In 30-45 minutes, do as much work as I can, at the highest intensity I can, resting as little as possible between sets.

The term "sets" is a bit misleading, because I am not really paying too much attention to the actual set-rep schemes being used. Instead, I focus on tempo and form. As soon as I significantly slow the movement down or the form becomes sloppy, I stop and take a short, un-timed break and grab some water. At that point I will either switch movements or pump out an additional "set."

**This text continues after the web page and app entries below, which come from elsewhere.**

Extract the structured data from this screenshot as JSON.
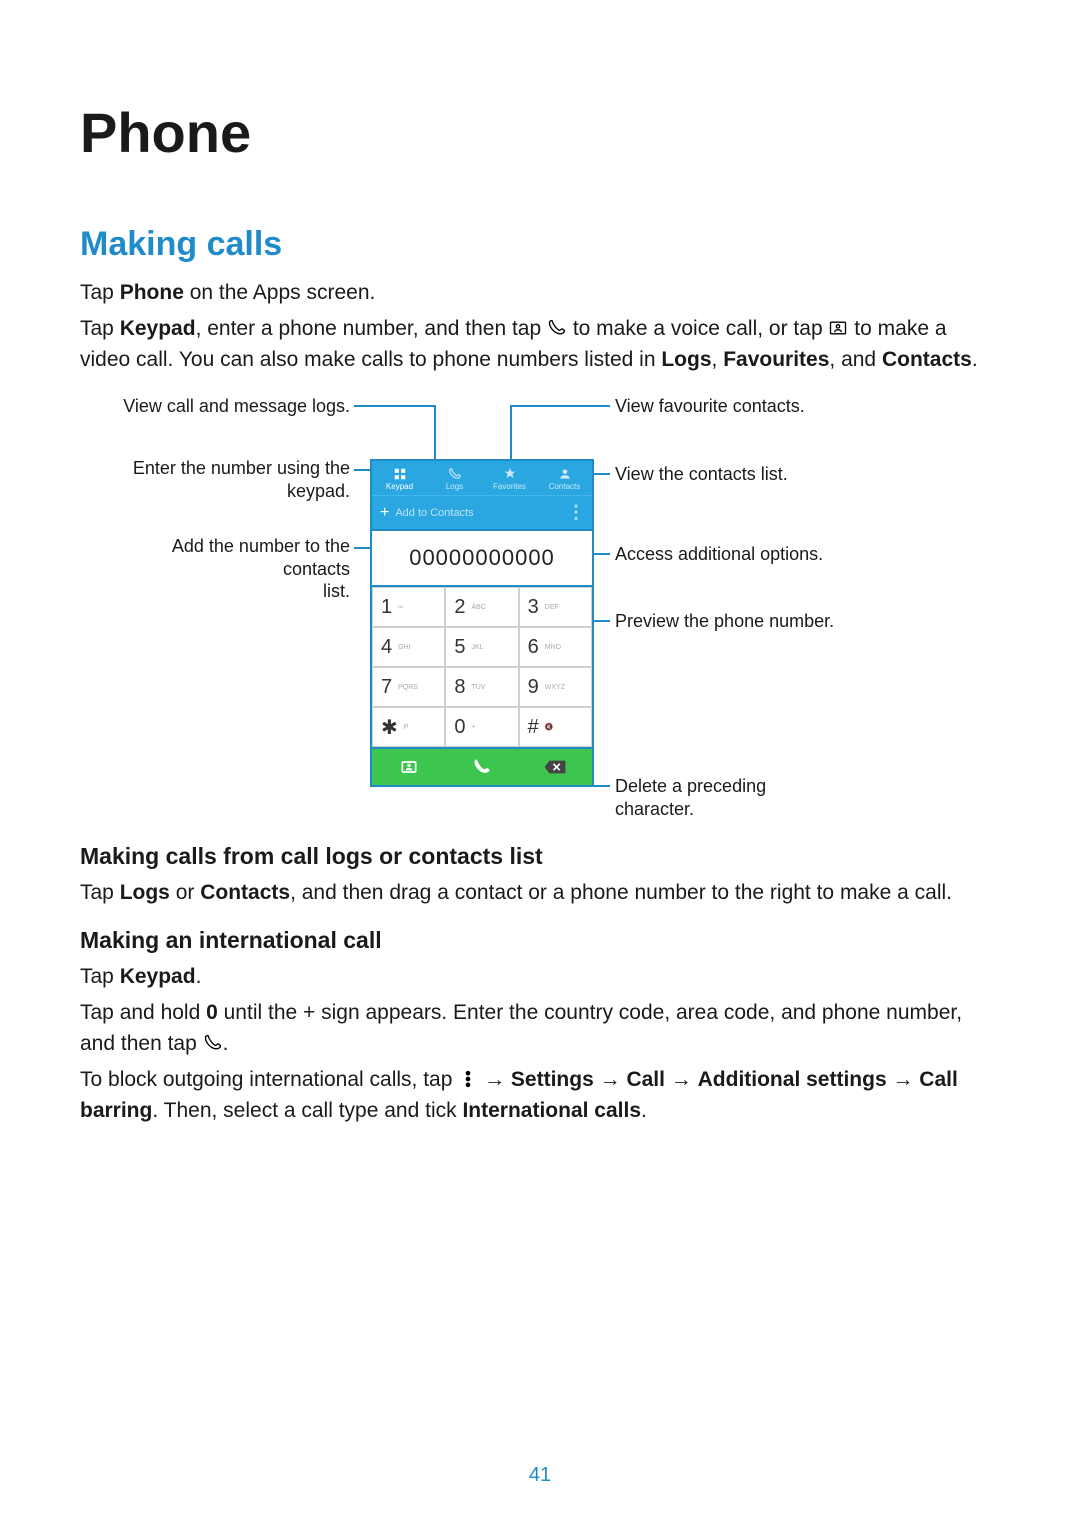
{
  "page_title": "Phone",
  "section_heading": "Making calls",
  "intro_line_pre": "Tap ",
  "intro_phone": "Phone",
  "intro_line_post": " on the Apps screen.",
  "p2": {
    "pre": "Tap ",
    "keypad": "Keypad",
    "mid1": ", enter a phone number, and then tap ",
    "mid2": " to make a voice call, or tap ",
    "mid3": " to make a video call. You can also make calls to phone numbers listed in ",
    "logs": "Logs",
    "sep1": ", ",
    "fav": "Favourites",
    "sep2": ", and ",
    "contacts": "Contacts",
    "end": "."
  },
  "callouts": {
    "l1": "View call and message logs.",
    "l2_a": "Enter the number using the",
    "l2_b": "keypad.",
    "l3_a": "Add the number to the contacts",
    "l3_b": "list.",
    "r1": "View favourite contacts.",
    "r2": "View the contacts list.",
    "r3": "Access additional options.",
    "r4": "Preview the phone number.",
    "r5": "Delete a preceding character."
  },
  "phone": {
    "tabs": [
      "Keypad",
      "Logs",
      "Favorites",
      "Contacts"
    ],
    "add_label": "Add to Contacts",
    "number": "00000000000",
    "keys": [
      {
        "d": "1",
        "l": "∞"
      },
      {
        "d": "2",
        "l": "ABC"
      },
      {
        "d": "3",
        "l": "DEF"
      },
      {
        "d": "4",
        "l": "GHI"
      },
      {
        "d": "5",
        "l": "JKL"
      },
      {
        "d": "6",
        "l": "MNO"
      },
      {
        "d": "7",
        "l": "PQRS"
      },
      {
        "d": "8",
        "l": "TUV"
      },
      {
        "d": "9",
        "l": "WXYZ"
      },
      {
        "d": "✱",
        "l": "P"
      },
      {
        "d": "0",
        "l": "+"
      },
      {
        "d": "#",
        "l": "🔇"
      }
    ]
  },
  "sub1_heading": "Making calls from call logs or contacts list",
  "sub1_p": {
    "pre": "Tap ",
    "logs": "Logs",
    "or": " or ",
    "contacts": "Contacts",
    "post": ", and then drag a contact or a phone number to the right to make a call."
  },
  "sub2_heading": "Making an international call",
  "sub2_l1_pre": "Tap ",
  "sub2_l1_bold": "Keypad",
  "sub2_l1_post": ".",
  "sub2_l2_pre": "Tap and hold ",
  "sub2_l2_bold": "0",
  "sub2_l2_mid": " until the + sign appears. Enter the country code, area code, and phone number, and then tap ",
  "sub2_l2_post": ".",
  "sub2_l3": {
    "pre": "To block outgoing international calls, tap ",
    "s1": " → ",
    "settings": "Settings",
    "s2": " → ",
    "call": "Call",
    "s3": " → ",
    "add": "Additional settings",
    "s4": " → ",
    "barring": "Call barring",
    "mid": ". Then, select a call type and tick ",
    "intl": "International calls",
    "end": "."
  },
  "page_number": "41"
}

I just started training clients out of the HiFi Personal Fitness studio and am taking advantage of their collection of kettlebells and a short climbing rope hung in the second room. They also have two small sleds and plenty of resistance bands. Using very little equipment, I was able to completely butcher myself for 45-minutes yesterday afternoon. I recovered quickly and had an elevated mood for much of the evening.

My next session is schedule for tomorrow.

Sunday, September 14, 2008

Max-Effort Lifts #1

315# (142,8 kg)..........Back Squat
215# (97,5 kg)............Bench Press
365# (165,5 kg)..........Deadlift (semi-sumo)
165# (74,8 kg)............Overhead Press
I didn't rest long enough between sets to see improvement on the squat and bench press from my last max-effort test. Next time, I'm going to make sure I rest long enough for complete CNS recovery (5-6 minutes between sets).